### TASK PROMPT
In the data that follows, count the lines where "MASSIV" appears, and write only the number.

### Data records

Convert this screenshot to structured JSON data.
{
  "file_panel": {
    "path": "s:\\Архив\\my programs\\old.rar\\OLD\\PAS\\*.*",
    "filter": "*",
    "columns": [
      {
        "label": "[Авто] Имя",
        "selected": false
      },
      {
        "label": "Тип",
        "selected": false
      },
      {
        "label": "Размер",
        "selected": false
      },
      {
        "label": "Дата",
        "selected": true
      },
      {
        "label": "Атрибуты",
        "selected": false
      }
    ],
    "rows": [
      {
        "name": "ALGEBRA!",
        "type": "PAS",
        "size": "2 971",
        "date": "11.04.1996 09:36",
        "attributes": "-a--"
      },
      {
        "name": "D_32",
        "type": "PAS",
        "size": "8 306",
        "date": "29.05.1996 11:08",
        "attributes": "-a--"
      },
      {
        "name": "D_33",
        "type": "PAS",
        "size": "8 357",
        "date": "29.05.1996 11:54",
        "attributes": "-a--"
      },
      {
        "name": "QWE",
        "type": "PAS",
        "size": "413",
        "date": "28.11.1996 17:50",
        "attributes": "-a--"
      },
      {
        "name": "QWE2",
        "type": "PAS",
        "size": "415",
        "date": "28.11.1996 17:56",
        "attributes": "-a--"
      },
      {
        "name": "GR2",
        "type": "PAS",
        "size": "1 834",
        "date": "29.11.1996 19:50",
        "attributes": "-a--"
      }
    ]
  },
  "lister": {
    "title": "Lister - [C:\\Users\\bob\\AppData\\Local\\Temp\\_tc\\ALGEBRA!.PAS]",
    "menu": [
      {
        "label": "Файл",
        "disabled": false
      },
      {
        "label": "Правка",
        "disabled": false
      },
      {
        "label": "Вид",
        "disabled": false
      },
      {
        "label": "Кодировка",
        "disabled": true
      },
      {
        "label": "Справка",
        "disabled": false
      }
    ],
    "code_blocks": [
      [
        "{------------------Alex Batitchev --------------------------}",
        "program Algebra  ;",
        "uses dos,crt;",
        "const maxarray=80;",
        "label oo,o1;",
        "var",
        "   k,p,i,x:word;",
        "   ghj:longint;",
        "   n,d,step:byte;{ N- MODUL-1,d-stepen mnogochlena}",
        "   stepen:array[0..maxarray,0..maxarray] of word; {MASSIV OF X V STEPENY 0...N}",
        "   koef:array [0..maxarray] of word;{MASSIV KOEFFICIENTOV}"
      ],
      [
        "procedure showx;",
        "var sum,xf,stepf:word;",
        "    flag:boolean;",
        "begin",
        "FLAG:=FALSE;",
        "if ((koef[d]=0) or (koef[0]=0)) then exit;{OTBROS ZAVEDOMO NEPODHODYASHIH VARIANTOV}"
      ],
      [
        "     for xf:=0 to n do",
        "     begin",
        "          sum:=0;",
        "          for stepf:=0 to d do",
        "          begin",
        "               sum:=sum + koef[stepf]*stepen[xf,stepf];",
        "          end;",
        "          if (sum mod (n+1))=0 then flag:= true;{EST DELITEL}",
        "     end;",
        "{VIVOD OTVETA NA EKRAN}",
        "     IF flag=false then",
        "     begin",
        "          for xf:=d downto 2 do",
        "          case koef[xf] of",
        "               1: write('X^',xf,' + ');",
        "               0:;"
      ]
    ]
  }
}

### FINAL ANSWER
2